Todd Boehly and Clearlake Capital continued their spending spree this summer, taking their total expenditure on new players to over £1 billion since acquiring Chelsea. Of their 11 new recruits over the past few months, none are older than 25. The strategy is clear. It should pay off handsomely down the line as their superlative crop of youngsters flourish together in the coming years. There’s risk in that approach, and some of the players may yet turn out to be busts, but it’s worthwhile for a club trying to get back to the upper echelons of European football.
The issue in the immediate term, though, is making all the pieces fit. That task now falls squarely on the shoulders of Mauricio Pochettino. By virtue of Chelsea’s inability to trim their squad further on deadline day, it’s a big undertaking for the Argentine tactician. The Blues did well to ship out several unwanted players, but Marc Cucurella, Trevoh Chalobah, Ian Maatsen, and Conor Gallagher, all close to departing Friday, stayed put. Pochettino has to figure out a way to keep everyone happy without the benefit of European football to give his players minutes this season.
Winners: MLS, Inter Miami, and Lionel Messi
No matter the hoops you have to jump through, no matter how many league rules need to be finessed or altered to make it happen, when you have a legitimate opportunity to sign Messi, you do it. Inter Miami owners Jorge Mas and David Beckham, as well as Major League Soccer Commissioner Don Garber – with the financial backing of league partner Apple – figured out a way to make it work, and they’re already reaping the benefits. Every time Messi steps on the pitch for Inter Miami, it’s been a must-see event. Celebrities are flocking to Inter Miami’s matches, subscriptions to the league’s streaming service are skyrocketing, and people, many of whom had never even considered tuning in to North American soccer before, are glued to the screen. A masterstroke.

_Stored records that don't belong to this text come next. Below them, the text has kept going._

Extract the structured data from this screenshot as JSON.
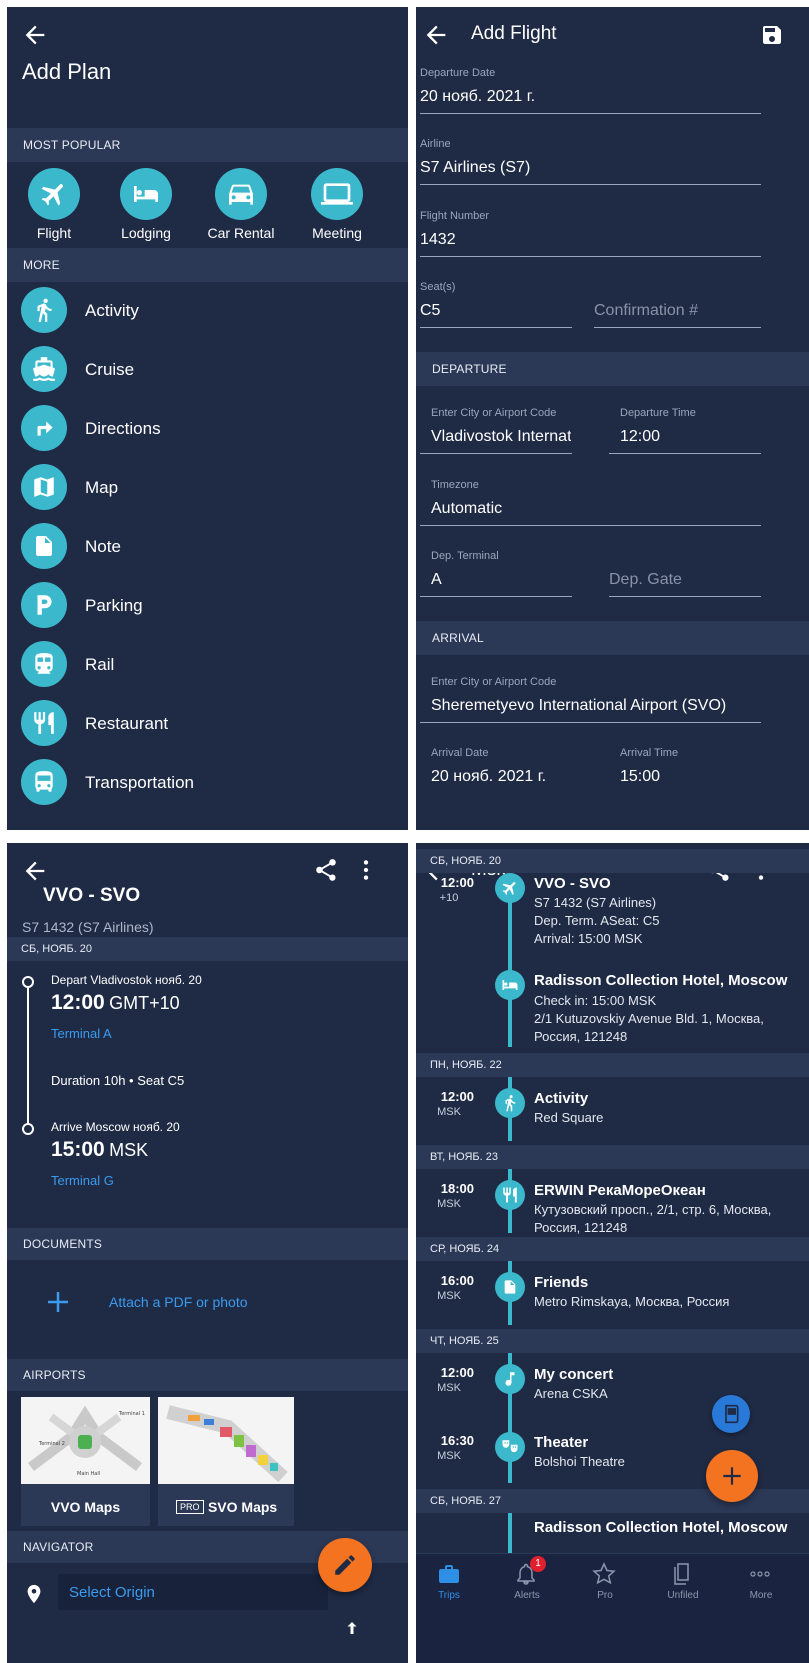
{
  "add_plan": {
    "title": "Add Plan",
    "most_popular_header": "MOST POPULAR",
    "popular": [
      "Flight",
      "Lodging",
      "Car Rental",
      "Meeting"
    ],
    "more_header": "MORE",
    "more_items": [
      "Activity",
      "Cruise",
      "Directions",
      "Map",
      "Note",
      "Parking",
      "Rail",
      "Restaurant",
      "Transportation"
    ]
  },
  "add_flight": {
    "title": "Add Flight",
    "departure_date_label": "Departure Date",
    "departure_date": "20 нояб. 2021 г.",
    "airline_label": "Airline",
    "airline": "S7 Airlines (S7)",
    "flight_number_label": "Flight Number",
    "flight_number": "1432",
    "seats_label": "Seat(s)",
    "seats": "C5",
    "confirmation_placeholder": "Confirmation #",
    "departure_header": "DEPARTURE",
    "dep_city_label": "Enter City or Airport Code",
    "dep_city": "Vladivostok International Airport (VVO)",
    "dep_time_label": "Departure Time",
    "dep_time": "12:00",
    "timezone_label": "Timezone",
    "timezone": "Automatic",
    "dep_terminal_label": "Dep. Terminal",
    "dep_terminal": "A",
    "dep_gate_placeholder": "Dep. Gate",
    "arrival_header": "ARRIVAL",
    "arr_city_label": "Enter City or Airport Code",
    "arr_city": "Sheremetyevo International Airport (SVO)",
    "arr_date_label": "Arrival Date",
    "arr_date": "20 нояб. 2021 г.",
    "arr_time_label": "Arrival Time",
    "arr_time": "15:00"
  },
  "flight_detail": {
    "title": "VVO - SVO",
    "subtitle": "S7 1432 (S7 Airlines)",
    "date_header": "СБ, НОЯБ. 20",
    "depart_label": "Depart Vladivostok нояб. 20",
    "depart_time": "12:00",
    "depart_tz": "GMT+10",
    "depart_terminal": "Terminal A",
    "duration": "Duration 10h • Seat C5",
    "arrive_label": "Arrive Moscow нояб. 20",
    "arrive_time": "15:00",
    "arrive_tz": "MSK",
    "arrive_terminal": "Terminal G",
    "documents_header": "DOCUMENTS",
    "attach_label": "Attach a PDF or photo",
    "airports_header": "AIRPORTS",
    "vvo_maps": "VVO Maps",
    "pro_badge": "PRO",
    "svo_maps": "SVO Maps",
    "navigator_header": "NAVIGATOR",
    "select_origin": "Select Origin"
  },
  "trip": {
    "title": "Msk",
    "days": [
      {
        "header": "СБ, НОЯБ. 20",
        "items": [
          {
            "time": "12:00",
            "tz": "+10",
            "icon": "plane-icon",
            "title": "VVO - SVO",
            "lines": [
              "S7 1432 (S7 Airlines)",
              "Dep. Term. ASeat: C5",
              "Arrival: 15:00 MSK"
            ]
          },
          {
            "time": "",
            "tz": "",
            "icon": "bed-icon",
            "title": "Radisson Collection Hotel, Moscow",
            "lines": [
              "Check in: 15:00 MSK",
              "2/1 Kutuzovskiy Avenue Bld. 1, Москва, Россия, 121248"
            ]
          }
        ]
      },
      {
        "header": "ПН, НОЯБ. 22",
        "items": [
          {
            "time": "12:00",
            "tz": "MSK",
            "icon": "walking-person-icon",
            "title": "Activity",
            "lines": [
              "Red Square"
            ]
          }
        ]
      },
      {
        "header": "ВТ, НОЯБ. 23",
        "items": [
          {
            "time": "18:00",
            "tz": "MSK",
            "icon": "fork-knife-icon",
            "title": "ERWIN РекаМореОкеан",
            "lines": [
              "Кутузовский просп., 2/1, стр. 6, Москва, Россия, 121248"
            ]
          }
        ]
      },
      {
        "header": "СР, НОЯБ. 24",
        "items": [
          {
            "time": "16:00",
            "tz": "MSK",
            "icon": "note-icon",
            "title": "Friends",
            "lines": [
              "Metro Rimskaya, Москва, Россия"
            ]
          }
        ]
      },
      {
        "header": "ЧТ, НОЯБ. 25",
        "items": [
          {
            "time": "12:00",
            "tz": "MSK",
            "icon": "music-note-icon",
            "title": "My concert",
            "lines": [
              "Arena CSKA"
            ]
          },
          {
            "time": "16:30",
            "tz": "MSK",
            "icon": "theater-masks-icon",
            "title": "Theater",
            "lines": [
              "Bolshoi Theatre"
            ]
          }
        ]
      },
      {
        "header": "СБ, НОЯБ. 27",
        "items": [
          {
            "time": "",
            "tz": "",
            "icon": "bed-icon",
            "title": "Radisson Collection Hotel, Moscow",
            "lines": []
          }
        ]
      }
    ],
    "alerts_badge": "1",
    "bottom_nav": [
      "Trips",
      "Alerts",
      "Pro",
      "Unfiled",
      "More"
    ]
  },
  "colors": {
    "background": "#1f2a44",
    "section": "#2b3856",
    "accent_teal": "#3bb8cc",
    "link_blue": "#3a9bf0",
    "fab_orange": "#f47321"
  }
}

On the pitch, it’s been a rousing success thus far, too. Messi led Miami to its first-ever trophy and got the team to the U.S. Open Cup final, often performing some kind of jaw-dropping moment of magic that almost seemed scripted. The iconic Argentine seems genuinely happy in the United States with his family by his side while also getting to enjoy his new experience with close friends Sergio Busquets and Jordi Alba. What more could you ask for?
Loser: Harry Maguire
Nobody – seriously, nobody – needed a transfer more than Harry Maguire. Unfortunately, he didn’t get it. Erik ten Hag can publicly state that he has faith in Maguire all he likes and that he’ll contribute at points this season, but that’s quite clearly not going to be the case, at least not in a meaningful way, for the much-maligned center-back. His deterioration from Manchester United captain to a punchline – fair or not – has been stark.
A prospective move to West Ham United, which would’ve benefitted all parties, didn’t come to fruition, which means the most expensive defender ever needs to wait until January, at least, to get his career back on track.
Winner: Harry Kane
On the flip side, here’s a Harry who actually got the move he desired. Kane, who gave every last ounce trying, unsuccessfully, to lead Tottenham Hotspur to a trophy, was finally given the opportunity to chase silverware at Bayern Munich. With Bayern, he’s all but guaranteed to lift some kind of hardware barring some cruel twist of fate.
This may be a rare transfer that works out for everyone involved. Kane obviously wanted to move on, but he didn’t force his way out, and the amicable departure didn’t sully his status as a club legend. Spurs, meanwhile, recouped €100 million for a 30-year-old. And Bayern, one year later, found a proper replacement for Robert Lewandowski. Everybody wins.
Losers: Europe’s other leagues
The almighty Premier League pound remains undefeated. England’s top 20 clubs splashed a record £2.36 billion this summer, smashing the previous mark of £1.92 billion that was established last year. That eye-watering figure accounted for 48% of total spending across Europe’s top five leagues. On its own, the Premier League nearly matched the combined outlay of Serie A, La Liga, the Bundesliga, and Ligue 1.
Of the top 10 most opulent spenders this summer, PSG are the only non-English or Saudi club to crack the list. If anything, the gap is only widening.